Within 100 years, approximately half of the 6,000 languages in the world will become extinct. A window to the past is currently being opened in Lund, where you can listen to languages that are no longer spoken thanks to a special resource for digital language documentation.
Every two weeks, a language is lost. Through an infrastructure project funded by the Swedish Foundation for Humanities and Social Sciences, linguist Niclas Burenhult and his research group have created a digital language documentation resource to preserve endangered languages in Southeast Asia.
“The fact that languages become extinct is not news – this has always been the case. What is new is how quickly it happens”, says Niclas Burenhult, Reader in General Linguistics and one of the research managers of the language resource project.
One of the explanations for rapid language death is believed to be the increasingly intensive contacts people have with the world around them, namely globalisation. About half of the world’s population today have one of the ten major languages in the world as their first language.
Time machine of the future
The researchers have spent three years constructing what will be the largest language documentation resource in Northern Europe – focusing on the Austroasiatic languages in Southeast Asia. The two research managers of the project, Niclas Burenhult and Nicole Kruspe, have spent several years conducting field studies in the area, and are now in the final phase of the project. Ultimately, it is about preserving an intangible cultural heritage for generations to come – fading languages, music, rituals, and domestic experience and knowledge that are mainly practised by illiterate communities.
“We have digitised and organised the documentation collected during years of field research by various researchers – data about languages that soon will or already have become extinct. The language resource is like a time machine of the future. We do not know today the questions people will ask in the future, but when the questions do emerge, it will be possible to use the resource as a window to the past”, says Niclas Burenhult.
The language resource’s focus on the Austroasiatic languages can be traced to Lund’s extensive research on Southeast Asia since the 70s. It all started with the folklorist and researcher Kristina Lindell who, when working with minorities in Southeast Asia, met language informant Damrong Tayanin (Kam Raw), who later began working in Lund within the field of linguistics. He spoke Kammu – a minority language in Laos – and collaborated with a number of other researchers within music, botany, history of religions and linguistics, who went to Laos to conduct field studies, which generated an enormous amount of data that has now been digitised in the project.

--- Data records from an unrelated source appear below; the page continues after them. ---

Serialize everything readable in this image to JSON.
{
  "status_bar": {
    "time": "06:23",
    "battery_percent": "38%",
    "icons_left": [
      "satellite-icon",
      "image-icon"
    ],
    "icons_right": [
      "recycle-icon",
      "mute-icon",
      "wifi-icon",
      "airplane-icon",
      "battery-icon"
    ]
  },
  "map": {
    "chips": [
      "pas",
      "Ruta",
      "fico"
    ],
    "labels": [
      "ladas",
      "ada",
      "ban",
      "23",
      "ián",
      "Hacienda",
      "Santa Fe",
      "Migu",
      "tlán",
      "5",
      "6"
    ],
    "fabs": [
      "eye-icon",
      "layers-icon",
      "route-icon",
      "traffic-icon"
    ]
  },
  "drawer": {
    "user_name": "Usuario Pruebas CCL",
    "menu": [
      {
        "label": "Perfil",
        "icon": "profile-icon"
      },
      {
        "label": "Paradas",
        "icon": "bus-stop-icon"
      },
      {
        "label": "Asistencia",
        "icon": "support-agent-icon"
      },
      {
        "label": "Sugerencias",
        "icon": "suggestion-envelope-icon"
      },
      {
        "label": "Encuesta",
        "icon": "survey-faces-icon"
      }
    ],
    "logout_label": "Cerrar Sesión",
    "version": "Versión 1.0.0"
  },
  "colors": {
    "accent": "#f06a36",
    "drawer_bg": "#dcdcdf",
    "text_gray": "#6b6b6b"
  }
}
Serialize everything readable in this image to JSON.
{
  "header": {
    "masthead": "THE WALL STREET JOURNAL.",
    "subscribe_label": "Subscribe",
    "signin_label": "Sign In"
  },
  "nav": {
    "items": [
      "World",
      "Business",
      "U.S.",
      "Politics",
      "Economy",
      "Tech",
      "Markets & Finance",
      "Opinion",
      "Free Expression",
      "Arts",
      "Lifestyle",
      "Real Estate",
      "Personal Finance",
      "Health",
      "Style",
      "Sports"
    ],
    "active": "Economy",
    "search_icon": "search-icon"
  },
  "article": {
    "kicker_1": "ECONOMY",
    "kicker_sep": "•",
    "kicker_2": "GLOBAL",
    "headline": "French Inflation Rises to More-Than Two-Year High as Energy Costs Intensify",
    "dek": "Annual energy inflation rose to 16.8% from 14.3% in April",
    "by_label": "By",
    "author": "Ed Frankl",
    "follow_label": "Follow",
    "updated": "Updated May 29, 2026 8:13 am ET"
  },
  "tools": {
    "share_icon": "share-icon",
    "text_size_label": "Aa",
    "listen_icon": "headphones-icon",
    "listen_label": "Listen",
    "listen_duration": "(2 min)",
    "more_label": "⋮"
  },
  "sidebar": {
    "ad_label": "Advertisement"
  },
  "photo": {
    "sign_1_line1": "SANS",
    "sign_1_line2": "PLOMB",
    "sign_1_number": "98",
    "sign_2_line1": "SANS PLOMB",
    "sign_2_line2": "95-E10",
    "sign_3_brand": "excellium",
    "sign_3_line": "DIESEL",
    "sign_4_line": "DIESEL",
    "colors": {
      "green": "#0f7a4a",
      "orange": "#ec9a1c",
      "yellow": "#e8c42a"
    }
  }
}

The situation three years ago was that while researchers had acquired unique, new and old data in many different formats, they would be difficult for future researchers to access – partly due to technical reasons, and partly because they were scattered amongst the individual researchers.
“Much of what we digitised is field recordings available on reel tapes from the 70s. Reel tape recordings are still relatively accessible, but there were many formats during the early days of digitisation in the 90s that today can be difficult to access”, says Jens Larsson, one of the people responsible for the corpus server of the Humanities Lab, that is, the hardware and software used in the project. The fact that the Humanities Lab has this corpus server has been crucial to completing the project.
The digital language resource currently contains 42 of the language family’s total of 164 languages, most of which are endangered minority languages.
The type and extent of the documentation varies, but the language resource has a multimedia function and can integrate old and new data. It contains everything from dictionaries and audio recordings of everyday conversations to video recordings. The language resource includes 1,250 hours of audio recordings and 250 hours of video recordings.
“One of the strong points of this resource is that it is interdisciplinary. By collaborating with botanists, for instance, we can combine a simple dictionary entry of the name of a certain plant with a link to the image of a pressed sample of that plant, together with a botanists’ classification, as well as a transcribed recording of how the plant is harvested or otherwise utilised. Similarly, recorded religious songs can be studied from a musicologists’ perspective, while the text can be transcribed by a linguist and analysed by a historian of religions”, says Niclas Burenhult.
The research group is working on making the language resource an asset for researchers, students and the language communities themselves in the future. It is intended to be a global forum for those who conduct research in these languages, but also a rich source used for degree projects and theses. Because most of the data included in the language resource is available via Open Access, you can download the things you are interested in, then upload it once you are finished working with it.
The project was inspired by and has collaborated with two other language resources in Europe, that have a broader focus on endangered languages from around the world.
Text: Gisela Lindberg
Photo: Gunnar Menander
FACTS about the language resource RWAAI
The research group consists of Niclas Burenhult, Sandra Cronhamn, Håkan Lundström, Nicole Kruspe, Jens Larsson, Jan-Olof Svantesson and Marcus Uneson.
The acronym RWAAI stands for Repository and Workspace for Austroasiatic Intangible Heritage.
Project website: http://www.lu.se/rwaai